■ The problem
Look through the data below and, wherever a line carries the word "JSON", please copy that line.
- Opening Delimiter -
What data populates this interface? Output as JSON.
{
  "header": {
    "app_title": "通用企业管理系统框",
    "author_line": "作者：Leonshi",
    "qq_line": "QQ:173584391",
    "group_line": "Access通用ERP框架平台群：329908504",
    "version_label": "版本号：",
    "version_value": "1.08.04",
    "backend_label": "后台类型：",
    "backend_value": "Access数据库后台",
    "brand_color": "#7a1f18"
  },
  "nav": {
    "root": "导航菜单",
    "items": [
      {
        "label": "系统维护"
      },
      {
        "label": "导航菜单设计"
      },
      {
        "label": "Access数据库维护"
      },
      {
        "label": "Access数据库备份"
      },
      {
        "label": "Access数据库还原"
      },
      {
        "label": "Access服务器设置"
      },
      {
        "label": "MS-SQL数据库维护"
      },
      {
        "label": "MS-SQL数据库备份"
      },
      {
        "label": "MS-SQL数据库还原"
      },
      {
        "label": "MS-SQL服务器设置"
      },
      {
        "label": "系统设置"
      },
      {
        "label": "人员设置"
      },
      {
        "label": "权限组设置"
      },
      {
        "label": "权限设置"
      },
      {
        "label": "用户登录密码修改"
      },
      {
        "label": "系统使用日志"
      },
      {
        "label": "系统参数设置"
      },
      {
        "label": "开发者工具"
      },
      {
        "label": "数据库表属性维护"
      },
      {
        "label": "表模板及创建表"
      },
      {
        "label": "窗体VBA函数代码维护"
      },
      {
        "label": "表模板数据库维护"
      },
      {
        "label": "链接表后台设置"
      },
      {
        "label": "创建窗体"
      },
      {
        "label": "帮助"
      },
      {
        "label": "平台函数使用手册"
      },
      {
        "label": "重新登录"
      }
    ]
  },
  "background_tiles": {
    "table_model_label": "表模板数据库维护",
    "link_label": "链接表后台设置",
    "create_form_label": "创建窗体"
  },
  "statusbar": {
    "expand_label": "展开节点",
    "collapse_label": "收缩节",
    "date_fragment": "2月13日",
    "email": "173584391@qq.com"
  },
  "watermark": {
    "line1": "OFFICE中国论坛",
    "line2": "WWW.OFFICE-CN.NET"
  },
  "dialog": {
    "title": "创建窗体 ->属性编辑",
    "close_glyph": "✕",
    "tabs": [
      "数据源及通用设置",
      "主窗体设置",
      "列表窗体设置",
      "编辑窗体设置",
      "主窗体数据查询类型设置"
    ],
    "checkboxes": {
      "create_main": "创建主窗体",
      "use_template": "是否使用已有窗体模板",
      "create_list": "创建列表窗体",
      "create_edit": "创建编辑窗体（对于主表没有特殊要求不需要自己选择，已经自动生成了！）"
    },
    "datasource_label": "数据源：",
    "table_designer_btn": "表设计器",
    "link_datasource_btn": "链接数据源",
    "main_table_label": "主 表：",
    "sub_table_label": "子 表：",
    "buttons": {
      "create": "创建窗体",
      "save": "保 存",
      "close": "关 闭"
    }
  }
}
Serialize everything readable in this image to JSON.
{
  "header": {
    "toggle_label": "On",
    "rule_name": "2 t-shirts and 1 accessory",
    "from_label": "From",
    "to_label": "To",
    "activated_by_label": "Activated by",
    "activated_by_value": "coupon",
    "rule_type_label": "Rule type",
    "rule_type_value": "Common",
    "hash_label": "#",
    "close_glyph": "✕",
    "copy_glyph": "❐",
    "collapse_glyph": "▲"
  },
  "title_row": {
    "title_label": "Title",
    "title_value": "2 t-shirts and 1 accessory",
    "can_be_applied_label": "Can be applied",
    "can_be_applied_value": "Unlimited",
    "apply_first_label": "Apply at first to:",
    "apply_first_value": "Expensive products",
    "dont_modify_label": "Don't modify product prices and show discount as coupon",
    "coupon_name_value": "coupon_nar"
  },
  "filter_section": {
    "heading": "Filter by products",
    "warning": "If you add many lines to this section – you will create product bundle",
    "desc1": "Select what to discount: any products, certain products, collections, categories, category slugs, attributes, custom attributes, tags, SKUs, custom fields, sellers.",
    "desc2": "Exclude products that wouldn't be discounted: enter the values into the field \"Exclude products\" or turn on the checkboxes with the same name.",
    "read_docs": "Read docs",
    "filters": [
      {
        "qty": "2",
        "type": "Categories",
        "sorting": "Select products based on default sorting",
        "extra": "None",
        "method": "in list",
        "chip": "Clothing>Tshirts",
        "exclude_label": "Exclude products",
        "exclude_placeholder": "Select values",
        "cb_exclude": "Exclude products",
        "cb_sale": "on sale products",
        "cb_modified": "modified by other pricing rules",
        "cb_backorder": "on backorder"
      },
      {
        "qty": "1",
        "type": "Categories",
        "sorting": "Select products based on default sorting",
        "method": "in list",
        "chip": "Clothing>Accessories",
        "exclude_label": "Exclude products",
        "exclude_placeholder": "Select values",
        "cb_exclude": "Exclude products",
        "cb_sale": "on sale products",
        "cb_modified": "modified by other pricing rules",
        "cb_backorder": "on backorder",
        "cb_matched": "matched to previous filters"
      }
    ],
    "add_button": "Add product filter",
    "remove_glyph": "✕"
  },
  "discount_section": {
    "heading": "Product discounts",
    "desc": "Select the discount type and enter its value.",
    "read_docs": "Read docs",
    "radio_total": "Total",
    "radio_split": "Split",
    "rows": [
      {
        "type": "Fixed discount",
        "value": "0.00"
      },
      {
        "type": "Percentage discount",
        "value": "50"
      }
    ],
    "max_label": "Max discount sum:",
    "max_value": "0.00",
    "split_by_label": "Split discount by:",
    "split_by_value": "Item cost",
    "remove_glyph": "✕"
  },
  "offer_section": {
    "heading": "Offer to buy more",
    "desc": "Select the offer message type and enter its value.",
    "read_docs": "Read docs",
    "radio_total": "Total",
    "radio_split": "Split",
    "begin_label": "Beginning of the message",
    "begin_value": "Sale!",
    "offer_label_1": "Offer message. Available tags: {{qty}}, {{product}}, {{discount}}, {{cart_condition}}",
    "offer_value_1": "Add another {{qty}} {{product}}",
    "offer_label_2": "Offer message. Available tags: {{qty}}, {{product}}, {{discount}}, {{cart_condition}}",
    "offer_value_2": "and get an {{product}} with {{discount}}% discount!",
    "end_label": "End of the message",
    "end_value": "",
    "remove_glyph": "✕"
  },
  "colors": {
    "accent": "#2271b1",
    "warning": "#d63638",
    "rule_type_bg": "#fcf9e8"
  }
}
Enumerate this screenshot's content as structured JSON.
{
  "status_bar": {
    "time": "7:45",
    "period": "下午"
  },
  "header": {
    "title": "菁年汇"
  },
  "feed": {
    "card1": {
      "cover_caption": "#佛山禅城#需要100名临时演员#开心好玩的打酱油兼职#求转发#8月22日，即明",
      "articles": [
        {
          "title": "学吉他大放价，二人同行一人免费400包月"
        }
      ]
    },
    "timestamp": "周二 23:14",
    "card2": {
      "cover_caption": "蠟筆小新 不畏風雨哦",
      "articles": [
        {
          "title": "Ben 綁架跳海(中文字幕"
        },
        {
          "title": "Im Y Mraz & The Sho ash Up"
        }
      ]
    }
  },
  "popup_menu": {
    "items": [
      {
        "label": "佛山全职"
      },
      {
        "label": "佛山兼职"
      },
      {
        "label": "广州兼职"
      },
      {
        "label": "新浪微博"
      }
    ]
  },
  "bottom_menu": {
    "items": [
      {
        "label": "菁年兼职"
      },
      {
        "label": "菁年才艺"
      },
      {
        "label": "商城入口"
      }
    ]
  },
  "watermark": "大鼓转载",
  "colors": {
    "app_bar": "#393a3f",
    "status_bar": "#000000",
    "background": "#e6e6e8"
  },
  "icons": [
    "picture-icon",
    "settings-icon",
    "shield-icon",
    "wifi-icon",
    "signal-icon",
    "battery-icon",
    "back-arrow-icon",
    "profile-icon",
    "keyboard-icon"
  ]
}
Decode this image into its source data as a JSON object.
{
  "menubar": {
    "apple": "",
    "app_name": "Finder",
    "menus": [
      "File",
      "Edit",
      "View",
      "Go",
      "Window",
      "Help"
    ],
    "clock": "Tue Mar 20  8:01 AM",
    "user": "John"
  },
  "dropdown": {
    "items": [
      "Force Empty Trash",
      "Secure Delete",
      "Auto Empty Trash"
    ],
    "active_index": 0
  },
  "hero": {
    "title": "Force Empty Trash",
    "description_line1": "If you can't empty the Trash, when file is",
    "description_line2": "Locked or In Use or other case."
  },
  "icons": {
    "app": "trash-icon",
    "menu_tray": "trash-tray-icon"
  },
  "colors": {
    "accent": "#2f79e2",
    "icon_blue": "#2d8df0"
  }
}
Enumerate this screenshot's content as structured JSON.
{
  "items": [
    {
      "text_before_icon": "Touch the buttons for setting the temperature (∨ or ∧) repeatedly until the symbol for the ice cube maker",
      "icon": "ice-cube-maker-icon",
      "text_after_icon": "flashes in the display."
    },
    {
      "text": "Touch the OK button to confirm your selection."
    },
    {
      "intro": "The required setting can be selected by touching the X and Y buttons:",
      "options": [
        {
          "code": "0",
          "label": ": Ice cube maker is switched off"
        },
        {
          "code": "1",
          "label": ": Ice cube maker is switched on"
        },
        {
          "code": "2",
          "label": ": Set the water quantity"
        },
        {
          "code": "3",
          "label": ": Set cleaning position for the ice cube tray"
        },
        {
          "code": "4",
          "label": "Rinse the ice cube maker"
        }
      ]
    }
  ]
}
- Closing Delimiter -
■ Response to the exercise
What data populates this interface? Output as JSON.
Serialize everything readable in this image to JSON.
Enumerate this screenshot's content as structured JSON.
Decode this image into its source data as a JSON object.
Enumerate this screenshot's content as structured JSON.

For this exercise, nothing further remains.